It helped that we had an excellent soundtrack, with the right songs for the right moments, loud enough to drown out some of the sniffling in the audience. With artists like Ed Sheeran and Birdy contributing music written especially for the movie it was a wonder that there were any dry eyes in the house. While I can’t say that I, myself, allowed a tear to drop there were plenty buckets of creys around me to assure me that normal humans with emotions were suitably affected.
We gave it a FOUR out of FIVE Silent LOLS. Because while I can’t say that everything translated over well, the movie did the book justice where it really mattered. The film managed to make us laugh, cry and more importantly walk out of the cinema with a new found sense of life and what it means to truly live. The film had the potential to be a real Debbie-Downer but instead managed to instil a sense of hope that transcended the heartbreak. Proof that although the world may not be a wish-granting factory there were some things, and people, in it that you’d feel privileged to be heartbroken by. [Re]watch the trailer below and make sure you’re (mentally, emotionally and physically) ready by reading ‘A Fangirl’s Tale’. Okay? Okay.
– That’s the thing about pain, it demands to be felt.

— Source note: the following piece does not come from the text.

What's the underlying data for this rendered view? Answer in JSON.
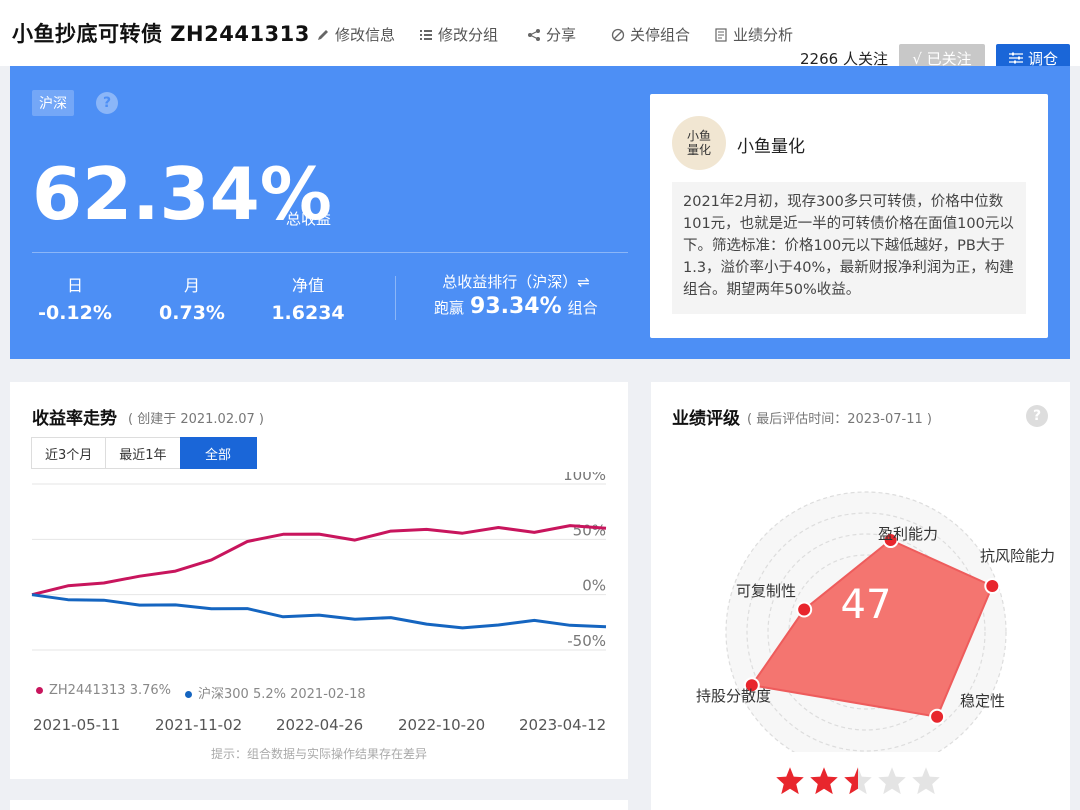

– So I now know why I didn’t see John Green’s cameo, the scene was cut from the film. While it seems he would have replaced the mum who pulls her daughter away after the girl asks Hazel about her cannula, I was really hoping it’d be just a glimpse of him in the background in the airport against a wall vlogging. Oh well.